WHAT TO WORK ON - Take each line from the entries that holds "time" and copy it out.

LISTED RECORDS -
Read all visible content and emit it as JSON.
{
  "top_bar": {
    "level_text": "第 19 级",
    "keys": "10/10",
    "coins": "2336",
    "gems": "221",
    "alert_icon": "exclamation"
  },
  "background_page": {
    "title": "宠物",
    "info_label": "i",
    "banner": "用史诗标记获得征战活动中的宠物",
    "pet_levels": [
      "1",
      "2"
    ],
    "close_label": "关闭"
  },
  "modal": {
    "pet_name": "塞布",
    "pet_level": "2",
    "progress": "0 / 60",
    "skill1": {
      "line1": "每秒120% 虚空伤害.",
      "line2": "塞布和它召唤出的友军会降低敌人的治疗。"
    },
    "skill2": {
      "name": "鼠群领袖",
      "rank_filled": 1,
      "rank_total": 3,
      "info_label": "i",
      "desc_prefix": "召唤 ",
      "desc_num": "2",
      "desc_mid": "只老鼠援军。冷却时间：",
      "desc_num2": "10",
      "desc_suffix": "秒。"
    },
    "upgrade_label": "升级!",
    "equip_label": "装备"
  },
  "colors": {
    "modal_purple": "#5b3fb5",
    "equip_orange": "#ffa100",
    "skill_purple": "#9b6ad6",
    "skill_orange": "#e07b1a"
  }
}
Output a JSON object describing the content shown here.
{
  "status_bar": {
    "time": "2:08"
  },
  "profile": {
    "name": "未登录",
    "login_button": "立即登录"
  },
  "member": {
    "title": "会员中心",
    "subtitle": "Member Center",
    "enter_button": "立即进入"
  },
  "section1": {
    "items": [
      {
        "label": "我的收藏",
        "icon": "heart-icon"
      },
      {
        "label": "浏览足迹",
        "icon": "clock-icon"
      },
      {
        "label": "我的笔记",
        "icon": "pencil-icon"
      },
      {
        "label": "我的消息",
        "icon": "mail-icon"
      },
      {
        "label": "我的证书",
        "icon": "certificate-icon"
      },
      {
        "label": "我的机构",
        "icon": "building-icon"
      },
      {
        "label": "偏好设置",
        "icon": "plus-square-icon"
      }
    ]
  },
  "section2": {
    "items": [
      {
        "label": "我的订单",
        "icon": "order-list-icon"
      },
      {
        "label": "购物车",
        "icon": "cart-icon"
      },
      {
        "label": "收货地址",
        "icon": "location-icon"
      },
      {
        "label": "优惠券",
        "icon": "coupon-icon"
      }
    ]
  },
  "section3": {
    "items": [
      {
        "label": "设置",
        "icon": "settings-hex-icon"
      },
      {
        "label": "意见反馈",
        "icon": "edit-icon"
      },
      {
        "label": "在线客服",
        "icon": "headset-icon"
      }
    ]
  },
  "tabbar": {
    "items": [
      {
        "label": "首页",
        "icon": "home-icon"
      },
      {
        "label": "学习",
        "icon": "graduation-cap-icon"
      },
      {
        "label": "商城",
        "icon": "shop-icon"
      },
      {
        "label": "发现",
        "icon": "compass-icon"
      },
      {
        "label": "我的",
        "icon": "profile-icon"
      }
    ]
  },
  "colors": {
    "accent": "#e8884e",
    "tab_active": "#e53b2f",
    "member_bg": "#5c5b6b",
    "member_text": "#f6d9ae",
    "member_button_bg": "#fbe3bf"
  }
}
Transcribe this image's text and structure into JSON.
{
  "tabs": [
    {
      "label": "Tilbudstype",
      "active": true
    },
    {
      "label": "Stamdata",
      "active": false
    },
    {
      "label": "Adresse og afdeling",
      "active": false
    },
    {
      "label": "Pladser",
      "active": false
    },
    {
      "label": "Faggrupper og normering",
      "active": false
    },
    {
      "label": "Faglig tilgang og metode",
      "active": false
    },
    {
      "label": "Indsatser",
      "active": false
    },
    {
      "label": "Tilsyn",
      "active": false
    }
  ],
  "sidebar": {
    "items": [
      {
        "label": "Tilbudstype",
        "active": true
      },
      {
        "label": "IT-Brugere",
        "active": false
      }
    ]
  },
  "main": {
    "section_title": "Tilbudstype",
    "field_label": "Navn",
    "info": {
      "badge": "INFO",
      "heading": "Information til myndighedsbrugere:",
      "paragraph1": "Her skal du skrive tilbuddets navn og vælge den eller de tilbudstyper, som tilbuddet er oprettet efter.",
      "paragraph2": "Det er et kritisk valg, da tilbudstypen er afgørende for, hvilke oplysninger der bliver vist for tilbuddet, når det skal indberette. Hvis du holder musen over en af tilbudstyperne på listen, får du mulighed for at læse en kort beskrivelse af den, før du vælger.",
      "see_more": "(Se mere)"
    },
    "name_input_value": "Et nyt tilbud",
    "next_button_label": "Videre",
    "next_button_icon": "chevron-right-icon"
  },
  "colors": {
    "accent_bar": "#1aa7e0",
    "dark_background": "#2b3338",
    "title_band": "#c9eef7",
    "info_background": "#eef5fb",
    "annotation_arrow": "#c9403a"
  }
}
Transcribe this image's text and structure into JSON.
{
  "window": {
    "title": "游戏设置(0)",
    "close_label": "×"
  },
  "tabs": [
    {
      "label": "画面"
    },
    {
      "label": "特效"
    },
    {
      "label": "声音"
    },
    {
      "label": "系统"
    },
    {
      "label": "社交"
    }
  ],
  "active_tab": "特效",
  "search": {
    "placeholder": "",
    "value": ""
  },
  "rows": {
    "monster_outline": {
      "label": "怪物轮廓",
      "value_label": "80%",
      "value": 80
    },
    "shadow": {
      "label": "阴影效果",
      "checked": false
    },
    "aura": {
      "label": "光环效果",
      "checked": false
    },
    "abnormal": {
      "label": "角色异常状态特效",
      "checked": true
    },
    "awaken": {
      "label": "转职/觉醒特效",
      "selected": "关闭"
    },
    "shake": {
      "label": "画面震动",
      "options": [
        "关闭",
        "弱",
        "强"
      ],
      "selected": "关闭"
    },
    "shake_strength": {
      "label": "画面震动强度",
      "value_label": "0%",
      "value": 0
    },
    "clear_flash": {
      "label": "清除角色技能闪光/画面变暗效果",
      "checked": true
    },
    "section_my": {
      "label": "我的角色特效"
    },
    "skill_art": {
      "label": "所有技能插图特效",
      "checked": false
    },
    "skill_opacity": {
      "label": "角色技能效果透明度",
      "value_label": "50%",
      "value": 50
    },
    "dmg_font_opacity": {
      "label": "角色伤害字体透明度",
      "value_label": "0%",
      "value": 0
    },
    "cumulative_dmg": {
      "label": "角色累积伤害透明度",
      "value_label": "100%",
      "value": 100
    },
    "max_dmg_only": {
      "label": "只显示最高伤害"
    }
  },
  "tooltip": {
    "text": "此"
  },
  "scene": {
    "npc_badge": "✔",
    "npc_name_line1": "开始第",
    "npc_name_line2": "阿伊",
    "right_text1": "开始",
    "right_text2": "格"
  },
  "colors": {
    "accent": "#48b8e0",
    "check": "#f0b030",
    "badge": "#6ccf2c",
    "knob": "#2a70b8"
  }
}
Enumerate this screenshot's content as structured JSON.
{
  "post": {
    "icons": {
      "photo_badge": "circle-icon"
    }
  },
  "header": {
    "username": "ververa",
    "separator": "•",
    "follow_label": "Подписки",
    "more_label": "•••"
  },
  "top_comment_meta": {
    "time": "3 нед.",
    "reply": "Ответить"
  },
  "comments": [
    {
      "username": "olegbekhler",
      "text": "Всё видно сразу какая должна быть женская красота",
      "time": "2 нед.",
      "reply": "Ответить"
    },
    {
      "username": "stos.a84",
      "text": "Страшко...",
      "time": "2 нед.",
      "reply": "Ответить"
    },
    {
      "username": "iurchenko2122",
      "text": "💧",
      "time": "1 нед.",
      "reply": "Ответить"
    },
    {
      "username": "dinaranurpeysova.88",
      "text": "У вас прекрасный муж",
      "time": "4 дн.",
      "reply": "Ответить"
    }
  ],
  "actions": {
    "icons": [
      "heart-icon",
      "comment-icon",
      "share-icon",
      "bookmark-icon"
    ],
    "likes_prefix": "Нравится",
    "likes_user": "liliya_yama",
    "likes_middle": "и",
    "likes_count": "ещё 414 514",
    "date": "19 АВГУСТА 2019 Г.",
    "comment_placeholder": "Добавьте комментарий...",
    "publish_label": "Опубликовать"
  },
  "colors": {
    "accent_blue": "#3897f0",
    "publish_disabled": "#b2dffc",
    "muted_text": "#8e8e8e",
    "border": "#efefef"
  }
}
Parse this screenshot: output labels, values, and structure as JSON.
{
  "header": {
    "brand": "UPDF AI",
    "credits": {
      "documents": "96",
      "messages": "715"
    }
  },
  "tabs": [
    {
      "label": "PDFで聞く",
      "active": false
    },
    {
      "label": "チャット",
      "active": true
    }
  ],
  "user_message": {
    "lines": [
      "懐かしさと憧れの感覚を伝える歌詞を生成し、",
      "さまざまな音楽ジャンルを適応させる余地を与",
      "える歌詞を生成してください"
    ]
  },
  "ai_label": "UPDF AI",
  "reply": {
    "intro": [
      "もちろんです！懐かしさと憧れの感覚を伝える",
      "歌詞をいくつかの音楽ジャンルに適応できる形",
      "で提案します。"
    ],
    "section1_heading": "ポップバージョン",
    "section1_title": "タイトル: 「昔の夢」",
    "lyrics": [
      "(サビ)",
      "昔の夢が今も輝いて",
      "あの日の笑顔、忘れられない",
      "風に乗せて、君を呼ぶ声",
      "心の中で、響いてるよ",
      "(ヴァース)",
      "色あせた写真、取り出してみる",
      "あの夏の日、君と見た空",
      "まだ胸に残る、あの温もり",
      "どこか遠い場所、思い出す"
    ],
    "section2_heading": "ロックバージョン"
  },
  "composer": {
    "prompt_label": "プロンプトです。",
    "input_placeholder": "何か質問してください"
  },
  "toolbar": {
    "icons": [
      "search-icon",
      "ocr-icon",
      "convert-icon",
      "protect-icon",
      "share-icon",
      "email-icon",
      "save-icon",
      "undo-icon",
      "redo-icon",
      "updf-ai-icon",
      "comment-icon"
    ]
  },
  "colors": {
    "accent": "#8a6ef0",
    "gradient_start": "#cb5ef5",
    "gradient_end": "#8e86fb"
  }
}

RESULT OF THIS TASK -
    "time": "2:08"
    "time": "3 нед.",
      "time": "2 нед.",
      "time": "2 нед.",
      "time": "1 нед.",
      "time": "4 дн.",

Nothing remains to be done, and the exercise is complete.